The flexible and people-focused nature that goes beyond status updates is what makes the 1:1 special. It is often considered the most important meeting a Manager can have with their team, as it lays the foundation for a trusting and productive work relationship.
1:1s aren’t limited to Managers and reports, however. They can be used to stay aligned with other team members, an internal mentor, their boss’s boss (skip-level 1:1), or wherever it makes sense. In this guide, however, we’ll focus mostly on the typical manager-employee check-in that should be part of an ongoing performance management process.
Benefits of 1:1 meetings
Benefits for Managers
As a manager, 1:1s help you guide your team members’ growth and development, resolve issues early on, and improve employee retention. Dedicated 1:1 conversations create the space and trust to ensure you know what’s on people’s minds – so you can take action to keep them happy and productive.
Benefits for team members
As a team member or direct report, 1:1s help make sure they get the feedback and guidance they need to be successful in their role and advance them in their career. By listening to them and giving timely guidance, your manager can become a trusted partner for their success.
Benefits for the business
Company success relies heavily on the ability of managers to connect and communicate effectively with their team members, so people remain aligned to the mission and engaged in their roles. Establishing a culture where 1:1s are the norm makes this much more consistent experience across the company, leading to higher retention and productivity.
Did you know? Google’s Project Oxygen found that Managers who have frequent 1:1s were more likely to score higher than those that didn’t make this a regular practice.
Tips for effective 1:1 meetings
How often should you meet?
The sweet spot of 1:1 meeting frequency is about 30 to 60 minutes every week or two, but getting into the habit of having 1:1s in the first place is what really matters. You should aim to find a cadence that works for you and your team members depending on the depth of collaboration and the number of reports you have. If you and your reports collaborate closely and you speak every day, you might consider bi-weekly meetings. With more than five team members, it might make sense to meet every other week.
Where and when should you meet?
Face to face is always the best way to meet, as non-verbal cues are much easier to read. Meeting in person obviously offers the richest form of this, but video calling is also still an option depending on what is most convenient and/or available to you.

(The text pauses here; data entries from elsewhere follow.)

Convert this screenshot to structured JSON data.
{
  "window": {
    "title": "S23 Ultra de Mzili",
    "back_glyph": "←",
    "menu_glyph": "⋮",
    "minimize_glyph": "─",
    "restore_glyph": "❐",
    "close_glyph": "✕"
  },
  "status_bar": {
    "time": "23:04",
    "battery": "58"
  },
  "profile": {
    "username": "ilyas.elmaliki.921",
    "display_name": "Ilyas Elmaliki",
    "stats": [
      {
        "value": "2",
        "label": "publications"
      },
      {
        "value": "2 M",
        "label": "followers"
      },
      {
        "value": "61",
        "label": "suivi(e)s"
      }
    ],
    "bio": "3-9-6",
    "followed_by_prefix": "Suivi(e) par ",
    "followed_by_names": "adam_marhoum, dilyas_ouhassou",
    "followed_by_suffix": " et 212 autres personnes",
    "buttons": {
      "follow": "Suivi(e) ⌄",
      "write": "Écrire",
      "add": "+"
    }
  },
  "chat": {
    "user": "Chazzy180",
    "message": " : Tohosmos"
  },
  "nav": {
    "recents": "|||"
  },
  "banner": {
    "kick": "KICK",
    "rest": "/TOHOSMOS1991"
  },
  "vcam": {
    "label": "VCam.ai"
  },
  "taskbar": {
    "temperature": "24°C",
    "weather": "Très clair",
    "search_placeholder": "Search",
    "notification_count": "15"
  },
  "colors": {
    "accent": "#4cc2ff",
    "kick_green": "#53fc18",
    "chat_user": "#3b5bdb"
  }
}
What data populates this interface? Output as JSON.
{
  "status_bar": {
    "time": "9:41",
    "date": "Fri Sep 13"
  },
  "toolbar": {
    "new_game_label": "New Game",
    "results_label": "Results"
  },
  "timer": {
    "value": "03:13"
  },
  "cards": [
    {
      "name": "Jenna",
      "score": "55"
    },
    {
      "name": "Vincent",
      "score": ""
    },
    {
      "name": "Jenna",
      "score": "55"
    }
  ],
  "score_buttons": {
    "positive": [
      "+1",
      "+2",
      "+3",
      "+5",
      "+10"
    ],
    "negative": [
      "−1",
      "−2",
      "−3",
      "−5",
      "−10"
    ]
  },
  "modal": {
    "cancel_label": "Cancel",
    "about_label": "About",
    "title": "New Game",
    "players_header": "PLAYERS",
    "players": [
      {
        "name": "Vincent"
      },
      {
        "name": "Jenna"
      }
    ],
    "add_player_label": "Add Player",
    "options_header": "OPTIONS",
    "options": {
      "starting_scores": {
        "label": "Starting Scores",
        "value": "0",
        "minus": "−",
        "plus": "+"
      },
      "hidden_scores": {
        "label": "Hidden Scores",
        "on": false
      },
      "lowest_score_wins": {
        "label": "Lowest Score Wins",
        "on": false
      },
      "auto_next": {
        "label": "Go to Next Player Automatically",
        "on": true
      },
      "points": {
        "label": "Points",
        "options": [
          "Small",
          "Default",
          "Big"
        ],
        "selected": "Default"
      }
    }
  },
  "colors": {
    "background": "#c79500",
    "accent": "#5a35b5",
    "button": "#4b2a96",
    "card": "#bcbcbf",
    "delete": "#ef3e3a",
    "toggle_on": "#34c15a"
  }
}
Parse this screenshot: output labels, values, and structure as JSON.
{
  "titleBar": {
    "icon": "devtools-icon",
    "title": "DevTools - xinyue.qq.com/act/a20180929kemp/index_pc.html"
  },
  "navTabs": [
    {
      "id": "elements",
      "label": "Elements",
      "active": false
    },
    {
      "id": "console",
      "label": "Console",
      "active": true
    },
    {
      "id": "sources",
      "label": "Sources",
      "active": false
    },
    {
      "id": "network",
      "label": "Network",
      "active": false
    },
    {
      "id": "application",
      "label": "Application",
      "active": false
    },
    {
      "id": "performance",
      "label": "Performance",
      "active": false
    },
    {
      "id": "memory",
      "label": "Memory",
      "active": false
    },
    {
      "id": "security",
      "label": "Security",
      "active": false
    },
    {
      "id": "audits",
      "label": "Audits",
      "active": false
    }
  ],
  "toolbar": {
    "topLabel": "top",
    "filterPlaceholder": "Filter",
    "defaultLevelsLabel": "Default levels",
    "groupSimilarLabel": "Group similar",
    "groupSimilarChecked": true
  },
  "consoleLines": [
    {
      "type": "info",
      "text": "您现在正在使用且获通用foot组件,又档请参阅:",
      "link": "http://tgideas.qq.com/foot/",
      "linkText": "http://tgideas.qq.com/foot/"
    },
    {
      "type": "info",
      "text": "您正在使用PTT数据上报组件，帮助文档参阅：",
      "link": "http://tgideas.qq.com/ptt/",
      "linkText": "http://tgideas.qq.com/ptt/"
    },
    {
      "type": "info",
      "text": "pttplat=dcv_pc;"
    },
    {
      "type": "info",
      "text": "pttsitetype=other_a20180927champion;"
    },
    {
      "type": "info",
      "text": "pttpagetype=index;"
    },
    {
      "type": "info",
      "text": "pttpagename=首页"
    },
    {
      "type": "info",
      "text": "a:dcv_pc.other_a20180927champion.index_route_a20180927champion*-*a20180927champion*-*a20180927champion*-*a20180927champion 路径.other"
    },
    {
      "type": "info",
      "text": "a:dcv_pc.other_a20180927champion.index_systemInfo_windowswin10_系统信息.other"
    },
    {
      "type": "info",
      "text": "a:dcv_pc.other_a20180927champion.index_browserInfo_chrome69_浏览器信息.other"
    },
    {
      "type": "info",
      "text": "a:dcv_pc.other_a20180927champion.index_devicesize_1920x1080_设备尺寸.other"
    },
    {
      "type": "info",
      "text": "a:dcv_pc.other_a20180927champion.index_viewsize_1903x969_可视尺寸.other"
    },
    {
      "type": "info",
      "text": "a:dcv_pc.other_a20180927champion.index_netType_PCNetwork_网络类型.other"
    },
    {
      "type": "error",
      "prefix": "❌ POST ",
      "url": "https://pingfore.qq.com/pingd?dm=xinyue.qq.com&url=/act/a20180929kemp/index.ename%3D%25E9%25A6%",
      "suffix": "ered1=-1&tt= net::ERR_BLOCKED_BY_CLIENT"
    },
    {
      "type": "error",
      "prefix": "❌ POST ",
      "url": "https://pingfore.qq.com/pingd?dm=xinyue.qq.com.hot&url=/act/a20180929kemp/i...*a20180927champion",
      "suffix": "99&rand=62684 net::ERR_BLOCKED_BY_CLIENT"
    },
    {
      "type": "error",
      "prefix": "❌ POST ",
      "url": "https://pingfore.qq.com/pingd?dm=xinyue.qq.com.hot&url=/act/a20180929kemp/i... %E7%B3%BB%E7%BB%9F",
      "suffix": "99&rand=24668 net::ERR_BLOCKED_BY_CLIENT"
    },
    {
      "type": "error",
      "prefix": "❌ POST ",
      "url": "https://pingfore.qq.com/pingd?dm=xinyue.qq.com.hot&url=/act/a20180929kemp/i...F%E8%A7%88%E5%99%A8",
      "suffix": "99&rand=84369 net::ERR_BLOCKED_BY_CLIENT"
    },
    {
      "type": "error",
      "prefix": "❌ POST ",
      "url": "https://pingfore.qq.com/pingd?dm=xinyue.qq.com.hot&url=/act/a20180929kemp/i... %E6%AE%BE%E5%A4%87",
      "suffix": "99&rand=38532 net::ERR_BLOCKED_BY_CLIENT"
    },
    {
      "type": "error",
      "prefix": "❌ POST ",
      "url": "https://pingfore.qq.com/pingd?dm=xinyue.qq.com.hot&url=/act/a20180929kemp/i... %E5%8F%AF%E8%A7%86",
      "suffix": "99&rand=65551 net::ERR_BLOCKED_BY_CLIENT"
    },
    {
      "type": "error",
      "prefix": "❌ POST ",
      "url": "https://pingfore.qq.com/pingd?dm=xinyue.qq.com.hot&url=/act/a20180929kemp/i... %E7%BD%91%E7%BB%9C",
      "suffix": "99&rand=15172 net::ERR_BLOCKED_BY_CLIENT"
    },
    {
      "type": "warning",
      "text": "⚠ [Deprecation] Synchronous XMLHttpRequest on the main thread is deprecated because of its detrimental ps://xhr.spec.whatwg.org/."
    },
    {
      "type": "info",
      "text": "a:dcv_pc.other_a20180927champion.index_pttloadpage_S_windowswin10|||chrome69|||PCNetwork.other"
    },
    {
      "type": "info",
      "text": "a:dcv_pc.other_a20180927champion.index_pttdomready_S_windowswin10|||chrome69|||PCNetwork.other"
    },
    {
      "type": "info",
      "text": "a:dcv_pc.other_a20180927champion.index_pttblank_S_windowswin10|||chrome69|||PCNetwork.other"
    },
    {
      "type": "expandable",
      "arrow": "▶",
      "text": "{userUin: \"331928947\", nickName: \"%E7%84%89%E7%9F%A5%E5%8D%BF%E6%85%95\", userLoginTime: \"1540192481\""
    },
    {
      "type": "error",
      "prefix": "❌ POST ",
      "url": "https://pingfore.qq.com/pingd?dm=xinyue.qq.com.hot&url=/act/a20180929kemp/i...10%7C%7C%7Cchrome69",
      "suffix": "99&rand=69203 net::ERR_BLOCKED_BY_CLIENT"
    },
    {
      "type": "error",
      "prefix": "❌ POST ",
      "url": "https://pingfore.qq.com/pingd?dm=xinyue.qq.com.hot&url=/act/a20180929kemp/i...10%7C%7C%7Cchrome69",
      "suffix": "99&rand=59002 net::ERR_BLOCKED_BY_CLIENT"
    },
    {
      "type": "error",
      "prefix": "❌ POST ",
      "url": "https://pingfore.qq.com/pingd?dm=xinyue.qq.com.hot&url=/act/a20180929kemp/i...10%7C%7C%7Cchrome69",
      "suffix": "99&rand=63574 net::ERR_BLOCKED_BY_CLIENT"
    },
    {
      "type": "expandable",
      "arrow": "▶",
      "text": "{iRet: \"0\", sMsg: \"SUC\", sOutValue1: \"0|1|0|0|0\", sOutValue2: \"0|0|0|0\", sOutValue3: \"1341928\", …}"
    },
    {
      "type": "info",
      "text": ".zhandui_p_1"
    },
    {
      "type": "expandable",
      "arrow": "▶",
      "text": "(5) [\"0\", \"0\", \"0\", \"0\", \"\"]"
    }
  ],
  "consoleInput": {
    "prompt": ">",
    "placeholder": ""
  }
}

If you’re in the same office, then a quiet meeting room is ideal, or even a shared space can work. Heading out for a walk or going to a nearby cafe can also be a nice option for a more relaxed setting, but just make sure it’s a place where you’re both comfortable speaking openly.
Regardless of the time or location you choose, try your best to remain consistent so you’re not changing the time and location each week.
Preparing for your 1:1s
Good planning helps to ensure important topics don’t slip through the cracks and that you make the most of your time together. It’s great to have an agenda to make sure you cover what is most important, but try to avoid rushing or making things feel pressured. This should be a space for you to both feel like you can discuss things freely.
Impraise 1:1s allow you to both add your own agenda items as you think of them throughout the week, which helps to be more collaborative. It also means you have a set space to discuss and focus on items like this, which reduces ad hoc discussions throughout the week. Once this process becomes familiar to you both, you may notice that you’re adding and discussing items before they arise as issues, leading to a more proactive relationship.
Notes and action items
Adding notes to the key topics discussed helps to eliminate misunderstandings and also makes it easier to follow up on things you talked about previously – especially if you need to revisit items from a long time ago.
Action items are also incredibly valuable for setting clear next steps for things that need to be taken to resolve issues or to move projects forward. Assigning these to an individual creates accountability to increase the feeling of ownership and makes it easy to revisit outstanding items the next time you meet.
💡 Tip: You can create Private Notes for each report to remind yourself to cover sensitive topics that you don’t want to share beforehand, or to note things you want to revisit in the future.
Now it’s time to put these learnings into practice! Go to your 1:1s to get started today.